  • Integrated Prognostics: Advanced analytics linking fleet-wide online monitoring systems, equipment reliability and preventive maintenance databases, and other innovations to inform operational decision-making and guide condition-based maintenance.
  • Modeling & Simulation: Integrated materials degradation and aging, component, and process models for condition and remaining life assessment, forecasting, and prognostic applications.

Enhanced Operations and Maintenance through Digital Worker Technologies

To support O&M personnel as they make rounds and perform specific functions and tasks, innovations are needed to improve situational awareness, provide access to needed information and resources, ensure safety and procedural compliance, increase efficiency, avoid wasted or duplicative effort, and reduce errors and the need for rework. Digital devices in combination with access to the appropriate data will create digital workers and enable plant personnel to shift their focus from gathering data to planning and performing work.

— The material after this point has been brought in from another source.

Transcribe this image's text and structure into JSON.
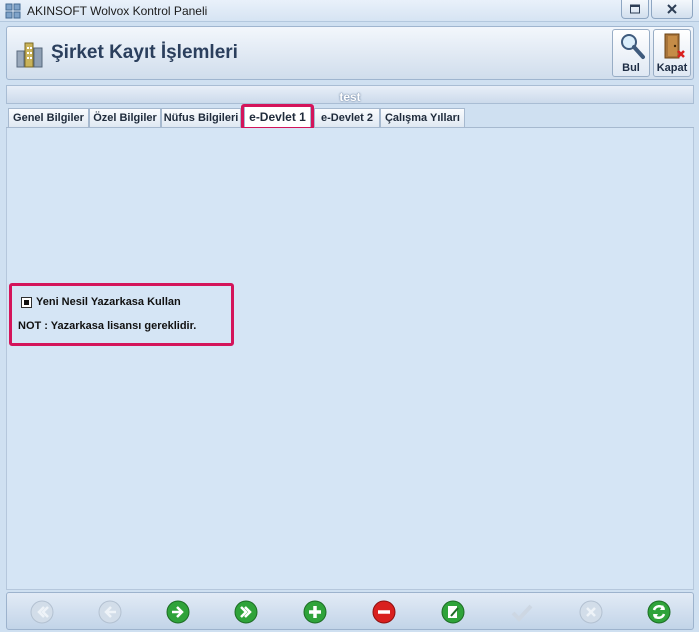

The digital worker represents a combination of several technologies and the use of digital devices including mobile and augmented reality devices to access data while in the field.  Successful deployment of digital worker technologies requires an in-depth understanding of operations and maintenance functions, and appreciation for the necessary functionality of the mobile or augmented reality devices, and the requisite information that needs to be displayed or accessed via the devices while in the field. Because each of these areas require very different skill sets, collaboration is key to successful development and application.

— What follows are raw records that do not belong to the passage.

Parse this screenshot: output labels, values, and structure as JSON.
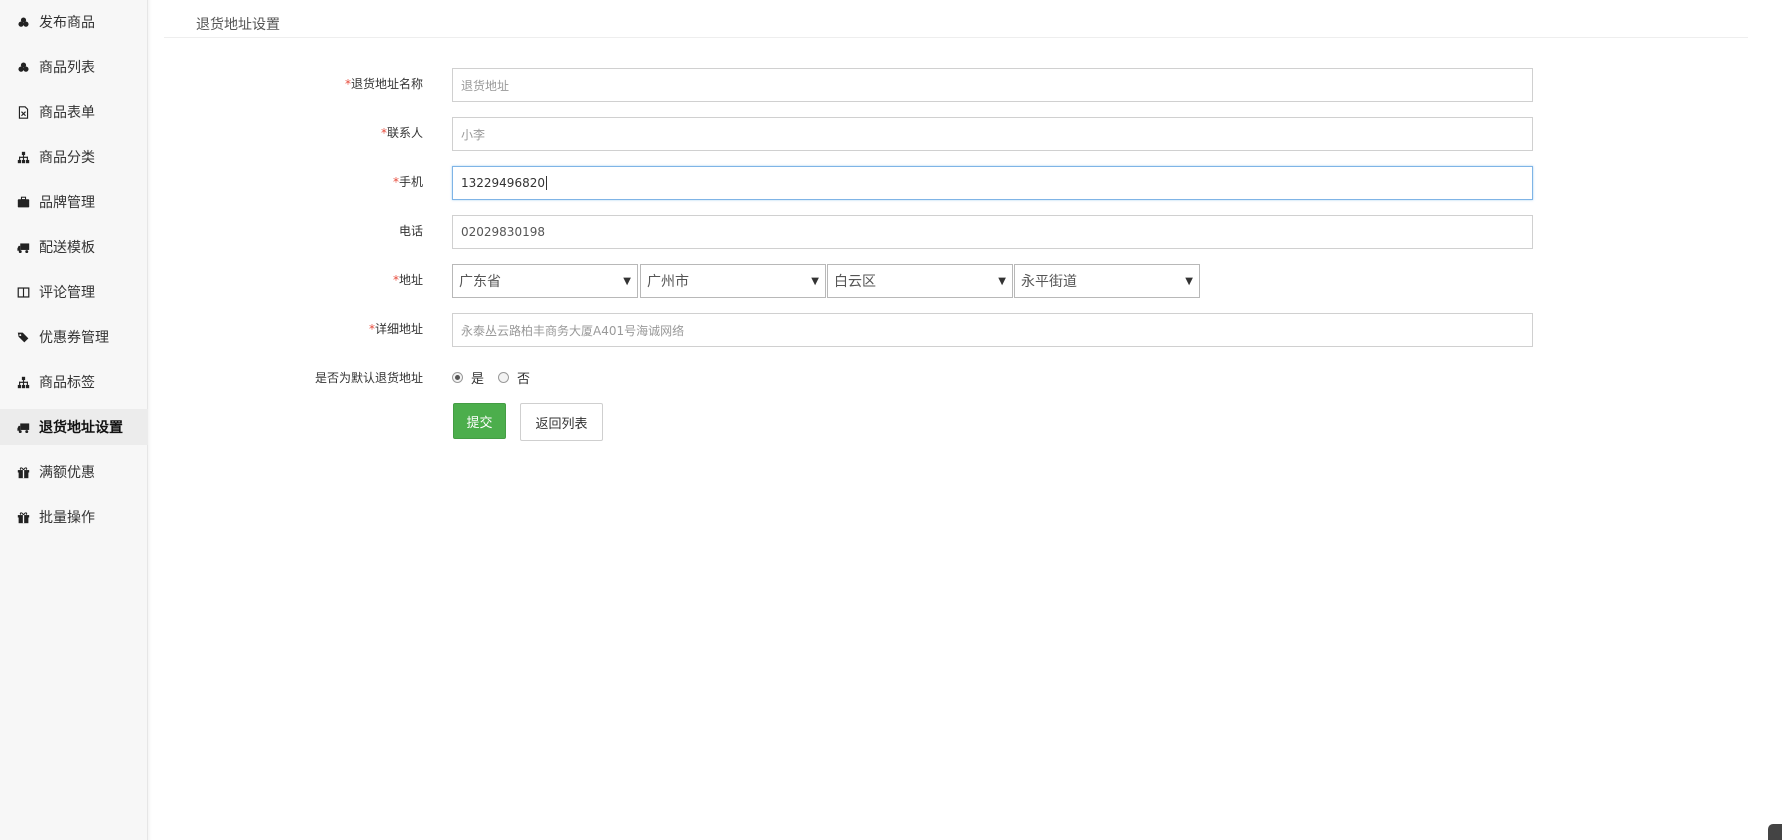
{
  "sidebar": {
    "items": [
      {
        "label": "发布商品",
        "icon": "cubes-icon"
      },
      {
        "label": "商品列表",
        "icon": "cubes-icon"
      },
      {
        "label": "商品表单",
        "icon": "file-excel-icon"
      },
      {
        "label": "商品分类",
        "icon": "sitemap-icon"
      },
      {
        "label": "品牌管理",
        "icon": "briefcase-icon"
      },
      {
        "label": "配送模板",
        "icon": "truck-icon"
      },
      {
        "label": "评论管理",
        "icon": "columns-icon"
      },
      {
        "label": "优惠券管理",
        "icon": "tags-icon"
      },
      {
        "label": "商品标签",
        "icon": "sitemap-icon"
      },
      {
        "label": "退货地址设置",
        "icon": "truck-icon",
        "active": true
      },
      {
        "label": "满额优惠",
        "icon": "gift-icon"
      },
      {
        "label": "批量操作",
        "icon": "gift-icon"
      }
    ]
  },
  "page": {
    "title": "退货地址设置"
  },
  "form": {
    "name": {
      "label": "退货地址名称",
      "required": "*",
      "placeholder": "退货地址"
    },
    "contact": {
      "label": "联系人",
      "required": "*",
      "value": "小李"
    },
    "mobile": {
      "label": "手机",
      "required": "*",
      "value": "13229496820"
    },
    "phone": {
      "label": "电话",
      "value": "02029830198"
    },
    "address": {
      "label": "地址",
      "required": "*",
      "province": "广东省",
      "city": "广州市",
      "district": "白云区",
      "street": "永平街道"
    },
    "detail": {
      "label": "详细地址",
      "required": "*",
      "placeholder": "永泰丛云路柏丰商务大厦A401号海诚网络"
    },
    "default": {
      "label": "是否为默认退货地址",
      "yes": "是",
      "no": "否",
      "selected": "是"
    }
  },
  "buttons": {
    "submit": "提交",
    "back": "返回列表"
  },
  "colors": {
    "primary_button": "#4cae4c",
    "required": "#e74c3c",
    "focus": "#7fb4e6"
  }
}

Ongoing and planned EPRI R&D activities address the following topics:

  • Digital Worker: Handheld and wearable computing platforms integrating automated verification and reporting, information retrieval, augmented reality, and additional innovations to enhance inspection, diagnosis, calibration, repair, and other tasks.
  • Operations. Advanced tools, technologies, and strategies for monitoring real-time conditions, optimizing process control, increasing plant productivity, lowering costs, and balancing revenues against reliability impacts.
  • Maintenance. Advanced tools, technologies, and strategies for optimizing staffing, scheduling, inventory, and investment to reduce costs, maintain reliability, and ensure operational readiness when both online and offline.
  • Human Performance: Advanced tools and technologies for streamlining and automating work processes, capturing expert knowledge, training new staff, and delivering actionable information to plant personnel.